In the Requiem the Exon Singers sound like a
larger body than the composer's specification led me to expect while
the counter-tenor is too tremulous for my taste though nothing important
is lost. References and potential influences are the Miserere
by Allegri, Britten's Saint Cecilia, Holst's Choral Symphony
and just the occasional glimpse of Orff at one moment (not very
many of those) and Fauré at the next. The Rex tremendae is
very affirmative and the Dies Irae has razory teeth and slashing
talons. The final section of the Requiem is the Lux Aeterna
in which a restful sequence of tumbling phrases for the organ. This
includes the most inventive choral writing which is always melodious
and consonant with the mollifying comfort of the Requiem.
The Psalm 130 (De Profundis clamavi)
was written in 1995 for a cappella choir to a commission by John
D. Owens. Stylistically it is very much of a piece with the Requiem.
The text is in English. It is not printed in the booklet unlike that
of the Requiem. The sopranos achieve the ecstatic 'blue note'
purity you find in Stanford's The Bluebird and in the sung word
harmony in Vaughan Williams' Serenade to Music. There
is more contrast between vigour and reflection in the Psalm than
there is in the Requiem.
The score of the Requiem carries the inscription
'written in memory of Diana, Princess of Wales'. It was completed on
23 January 1998 and Lloyd died on 3 July that year.
This disc will be a compulsory acquisition for any
Lloyd fan but it will also be lovingly appreciated by any admirer of
the vocal music of Fauré, Rutter or Holst. A lovely remembrance
of a warm-hearted composer who wrote against the spirit of the times
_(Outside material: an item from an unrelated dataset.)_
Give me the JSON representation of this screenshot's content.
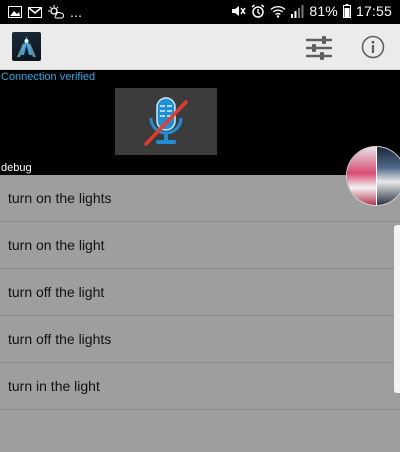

and whose music finally met success. His was a dazzling creativity
that reached its apex in symphonies 4-7 and the Pervigilium.
Requiescat in pacem.